PROBLEM: Filter the listing down to the lines containing the word "glyph".

-- Opening Marker --

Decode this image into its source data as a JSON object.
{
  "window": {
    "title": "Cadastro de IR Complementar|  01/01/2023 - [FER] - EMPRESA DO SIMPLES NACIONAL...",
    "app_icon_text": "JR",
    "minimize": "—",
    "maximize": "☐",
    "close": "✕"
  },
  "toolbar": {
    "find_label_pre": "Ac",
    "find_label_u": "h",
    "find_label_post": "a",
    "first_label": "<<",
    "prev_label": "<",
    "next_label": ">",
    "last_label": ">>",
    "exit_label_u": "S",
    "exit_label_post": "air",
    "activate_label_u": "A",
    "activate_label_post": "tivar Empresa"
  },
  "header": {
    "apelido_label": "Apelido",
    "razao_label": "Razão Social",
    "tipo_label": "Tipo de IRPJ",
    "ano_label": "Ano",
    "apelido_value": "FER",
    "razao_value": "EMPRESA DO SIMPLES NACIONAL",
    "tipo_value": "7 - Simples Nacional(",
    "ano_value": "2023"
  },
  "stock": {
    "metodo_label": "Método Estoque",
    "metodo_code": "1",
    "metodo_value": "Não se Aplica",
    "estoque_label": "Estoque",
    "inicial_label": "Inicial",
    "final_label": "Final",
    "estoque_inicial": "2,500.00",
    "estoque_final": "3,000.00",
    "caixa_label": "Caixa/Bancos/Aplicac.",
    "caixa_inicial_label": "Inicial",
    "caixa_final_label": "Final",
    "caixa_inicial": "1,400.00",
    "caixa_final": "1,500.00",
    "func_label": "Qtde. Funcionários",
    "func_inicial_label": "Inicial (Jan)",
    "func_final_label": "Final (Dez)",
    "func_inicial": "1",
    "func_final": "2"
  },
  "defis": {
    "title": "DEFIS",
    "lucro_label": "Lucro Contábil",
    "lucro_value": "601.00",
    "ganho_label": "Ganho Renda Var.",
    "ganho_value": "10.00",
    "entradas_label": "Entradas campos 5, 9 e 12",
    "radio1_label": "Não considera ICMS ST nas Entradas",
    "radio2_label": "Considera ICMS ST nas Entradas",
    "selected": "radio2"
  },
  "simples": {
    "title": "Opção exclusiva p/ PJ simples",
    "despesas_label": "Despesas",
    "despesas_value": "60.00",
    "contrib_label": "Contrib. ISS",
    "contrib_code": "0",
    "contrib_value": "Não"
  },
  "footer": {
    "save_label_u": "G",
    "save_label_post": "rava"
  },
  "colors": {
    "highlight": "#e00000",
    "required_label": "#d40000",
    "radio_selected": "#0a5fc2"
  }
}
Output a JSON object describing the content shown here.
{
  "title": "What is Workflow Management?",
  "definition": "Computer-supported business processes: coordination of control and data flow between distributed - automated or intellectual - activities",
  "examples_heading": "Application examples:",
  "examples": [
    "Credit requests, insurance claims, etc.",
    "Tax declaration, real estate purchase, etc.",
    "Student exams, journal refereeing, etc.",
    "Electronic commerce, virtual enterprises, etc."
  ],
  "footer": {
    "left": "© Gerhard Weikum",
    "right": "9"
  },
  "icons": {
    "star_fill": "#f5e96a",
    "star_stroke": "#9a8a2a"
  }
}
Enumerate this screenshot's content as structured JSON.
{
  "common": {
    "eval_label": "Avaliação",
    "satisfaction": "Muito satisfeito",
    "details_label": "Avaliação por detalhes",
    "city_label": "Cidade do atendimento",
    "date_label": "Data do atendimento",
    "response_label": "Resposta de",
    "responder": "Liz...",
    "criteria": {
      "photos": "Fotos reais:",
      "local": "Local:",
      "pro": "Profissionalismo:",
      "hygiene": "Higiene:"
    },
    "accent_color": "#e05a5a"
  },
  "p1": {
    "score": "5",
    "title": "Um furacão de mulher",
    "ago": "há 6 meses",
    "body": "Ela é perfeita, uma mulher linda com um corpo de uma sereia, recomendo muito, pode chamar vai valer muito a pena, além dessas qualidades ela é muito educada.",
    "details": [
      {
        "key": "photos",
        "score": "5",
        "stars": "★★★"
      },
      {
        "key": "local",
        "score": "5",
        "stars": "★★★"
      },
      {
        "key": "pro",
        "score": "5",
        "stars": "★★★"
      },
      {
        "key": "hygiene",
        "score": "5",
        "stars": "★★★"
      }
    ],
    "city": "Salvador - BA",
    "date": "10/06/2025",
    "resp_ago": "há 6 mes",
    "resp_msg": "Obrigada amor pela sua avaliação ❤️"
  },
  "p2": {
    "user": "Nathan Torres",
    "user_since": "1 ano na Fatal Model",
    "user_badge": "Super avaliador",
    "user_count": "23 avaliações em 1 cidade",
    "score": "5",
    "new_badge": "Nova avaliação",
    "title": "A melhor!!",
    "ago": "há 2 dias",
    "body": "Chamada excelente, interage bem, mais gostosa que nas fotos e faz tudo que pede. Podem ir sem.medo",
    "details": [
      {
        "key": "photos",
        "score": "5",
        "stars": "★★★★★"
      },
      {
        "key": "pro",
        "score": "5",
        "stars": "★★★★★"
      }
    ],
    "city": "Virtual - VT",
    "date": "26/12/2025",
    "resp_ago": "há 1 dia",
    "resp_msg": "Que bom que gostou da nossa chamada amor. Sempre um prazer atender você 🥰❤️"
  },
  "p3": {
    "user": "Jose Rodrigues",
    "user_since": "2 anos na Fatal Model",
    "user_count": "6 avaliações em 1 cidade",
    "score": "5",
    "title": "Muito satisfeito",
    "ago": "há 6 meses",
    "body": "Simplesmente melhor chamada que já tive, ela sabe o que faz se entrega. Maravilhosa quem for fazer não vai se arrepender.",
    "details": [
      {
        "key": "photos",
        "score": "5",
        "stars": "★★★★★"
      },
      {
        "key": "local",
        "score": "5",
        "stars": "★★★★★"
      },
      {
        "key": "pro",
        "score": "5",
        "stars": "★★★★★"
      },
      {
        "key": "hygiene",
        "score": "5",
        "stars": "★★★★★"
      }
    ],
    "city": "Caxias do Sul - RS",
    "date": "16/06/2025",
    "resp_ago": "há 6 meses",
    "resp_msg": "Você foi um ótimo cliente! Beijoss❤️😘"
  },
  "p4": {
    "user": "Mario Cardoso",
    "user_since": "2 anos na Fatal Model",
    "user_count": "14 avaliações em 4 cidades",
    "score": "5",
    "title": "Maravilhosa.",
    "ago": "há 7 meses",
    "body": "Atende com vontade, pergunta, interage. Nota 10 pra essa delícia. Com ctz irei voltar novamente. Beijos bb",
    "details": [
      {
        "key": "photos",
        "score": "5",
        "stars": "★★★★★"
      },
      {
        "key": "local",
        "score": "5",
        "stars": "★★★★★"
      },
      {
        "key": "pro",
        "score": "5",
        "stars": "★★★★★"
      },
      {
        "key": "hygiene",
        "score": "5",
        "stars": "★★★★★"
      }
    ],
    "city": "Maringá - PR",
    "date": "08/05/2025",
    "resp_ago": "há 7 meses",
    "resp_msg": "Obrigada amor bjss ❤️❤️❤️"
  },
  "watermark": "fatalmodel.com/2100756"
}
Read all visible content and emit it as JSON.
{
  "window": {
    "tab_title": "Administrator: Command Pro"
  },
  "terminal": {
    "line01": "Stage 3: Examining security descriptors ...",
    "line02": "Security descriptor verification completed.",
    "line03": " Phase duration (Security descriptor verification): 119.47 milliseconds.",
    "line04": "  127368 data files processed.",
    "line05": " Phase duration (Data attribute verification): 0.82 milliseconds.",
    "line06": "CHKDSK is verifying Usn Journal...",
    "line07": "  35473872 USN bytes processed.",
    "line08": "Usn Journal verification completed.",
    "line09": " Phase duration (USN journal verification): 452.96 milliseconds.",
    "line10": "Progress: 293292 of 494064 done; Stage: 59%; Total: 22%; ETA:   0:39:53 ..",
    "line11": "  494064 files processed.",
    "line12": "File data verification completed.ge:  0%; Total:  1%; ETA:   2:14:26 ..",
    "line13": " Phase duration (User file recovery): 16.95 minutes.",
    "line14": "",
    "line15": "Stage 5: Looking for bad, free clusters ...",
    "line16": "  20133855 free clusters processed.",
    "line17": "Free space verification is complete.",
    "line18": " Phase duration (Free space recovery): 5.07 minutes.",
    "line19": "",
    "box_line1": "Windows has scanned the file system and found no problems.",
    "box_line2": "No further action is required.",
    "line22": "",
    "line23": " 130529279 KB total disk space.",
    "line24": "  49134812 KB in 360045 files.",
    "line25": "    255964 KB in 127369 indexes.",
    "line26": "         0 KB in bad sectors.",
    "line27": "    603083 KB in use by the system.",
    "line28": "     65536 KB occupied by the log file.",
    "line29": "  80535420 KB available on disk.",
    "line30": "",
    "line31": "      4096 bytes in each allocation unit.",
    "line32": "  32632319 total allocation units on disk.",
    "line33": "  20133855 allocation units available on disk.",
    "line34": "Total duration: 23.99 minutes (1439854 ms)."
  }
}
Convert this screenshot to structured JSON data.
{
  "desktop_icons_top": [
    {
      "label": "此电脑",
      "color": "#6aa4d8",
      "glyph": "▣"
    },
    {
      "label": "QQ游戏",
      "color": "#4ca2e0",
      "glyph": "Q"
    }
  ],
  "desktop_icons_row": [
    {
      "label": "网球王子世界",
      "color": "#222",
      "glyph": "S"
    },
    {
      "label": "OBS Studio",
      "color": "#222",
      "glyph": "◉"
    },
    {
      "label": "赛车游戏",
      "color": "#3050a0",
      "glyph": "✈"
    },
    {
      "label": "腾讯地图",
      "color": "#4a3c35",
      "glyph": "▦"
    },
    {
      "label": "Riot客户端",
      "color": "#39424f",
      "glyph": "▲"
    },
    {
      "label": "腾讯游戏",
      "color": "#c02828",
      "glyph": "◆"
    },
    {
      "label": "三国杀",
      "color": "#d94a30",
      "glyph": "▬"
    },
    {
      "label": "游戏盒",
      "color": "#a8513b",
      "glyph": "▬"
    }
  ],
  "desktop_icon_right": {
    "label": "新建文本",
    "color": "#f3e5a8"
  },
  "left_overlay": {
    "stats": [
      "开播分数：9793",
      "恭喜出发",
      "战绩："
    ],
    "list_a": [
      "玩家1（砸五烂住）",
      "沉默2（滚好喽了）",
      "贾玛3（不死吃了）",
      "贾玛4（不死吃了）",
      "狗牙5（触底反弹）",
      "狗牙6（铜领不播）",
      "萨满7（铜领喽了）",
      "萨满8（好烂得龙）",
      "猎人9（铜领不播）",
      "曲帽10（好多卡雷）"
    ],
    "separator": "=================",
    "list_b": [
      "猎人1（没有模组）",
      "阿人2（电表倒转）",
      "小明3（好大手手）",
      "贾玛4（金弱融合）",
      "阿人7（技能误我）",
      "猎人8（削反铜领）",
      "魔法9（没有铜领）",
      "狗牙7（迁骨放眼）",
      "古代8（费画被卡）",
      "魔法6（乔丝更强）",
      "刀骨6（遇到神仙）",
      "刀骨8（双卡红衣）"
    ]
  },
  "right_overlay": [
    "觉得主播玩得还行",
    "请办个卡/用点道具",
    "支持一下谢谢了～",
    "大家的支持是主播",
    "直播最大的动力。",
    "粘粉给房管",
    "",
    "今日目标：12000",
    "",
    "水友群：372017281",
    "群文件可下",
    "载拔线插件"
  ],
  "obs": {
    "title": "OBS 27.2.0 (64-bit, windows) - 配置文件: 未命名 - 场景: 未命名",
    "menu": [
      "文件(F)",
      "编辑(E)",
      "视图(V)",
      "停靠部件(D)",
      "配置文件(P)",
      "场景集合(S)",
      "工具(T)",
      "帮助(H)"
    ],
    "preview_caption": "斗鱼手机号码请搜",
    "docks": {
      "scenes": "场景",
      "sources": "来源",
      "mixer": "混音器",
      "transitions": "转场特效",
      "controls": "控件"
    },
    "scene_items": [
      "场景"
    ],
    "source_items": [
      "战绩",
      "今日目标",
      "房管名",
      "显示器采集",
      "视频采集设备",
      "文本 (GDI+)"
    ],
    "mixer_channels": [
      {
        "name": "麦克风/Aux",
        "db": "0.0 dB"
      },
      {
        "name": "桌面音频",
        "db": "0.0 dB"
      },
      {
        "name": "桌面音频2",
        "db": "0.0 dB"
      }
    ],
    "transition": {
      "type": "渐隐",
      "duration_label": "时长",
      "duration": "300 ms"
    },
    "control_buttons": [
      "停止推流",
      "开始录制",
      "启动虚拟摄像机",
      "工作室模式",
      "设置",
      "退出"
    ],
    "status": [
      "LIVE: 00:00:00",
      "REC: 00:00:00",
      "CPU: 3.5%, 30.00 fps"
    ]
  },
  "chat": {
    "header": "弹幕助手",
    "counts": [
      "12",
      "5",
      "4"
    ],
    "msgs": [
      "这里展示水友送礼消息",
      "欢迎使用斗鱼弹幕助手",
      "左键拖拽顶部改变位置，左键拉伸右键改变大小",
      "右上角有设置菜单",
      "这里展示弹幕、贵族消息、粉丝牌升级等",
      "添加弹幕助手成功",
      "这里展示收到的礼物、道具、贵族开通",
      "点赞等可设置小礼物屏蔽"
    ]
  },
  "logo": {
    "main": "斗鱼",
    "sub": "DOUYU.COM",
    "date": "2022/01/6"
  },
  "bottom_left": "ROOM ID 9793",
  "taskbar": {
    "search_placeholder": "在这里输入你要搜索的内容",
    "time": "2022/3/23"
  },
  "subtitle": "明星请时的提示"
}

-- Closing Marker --

SOLUTION BELOW:
      "glyph": "▣"
      "glyph": "Q"
      "glyph": "S"
      "glyph": "◉"
      "glyph": "✈"
      "glyph": "▦"
      "glyph": "▲"
      "glyph": "◆"
      "glyph": "▬"
      "glyph": "▬"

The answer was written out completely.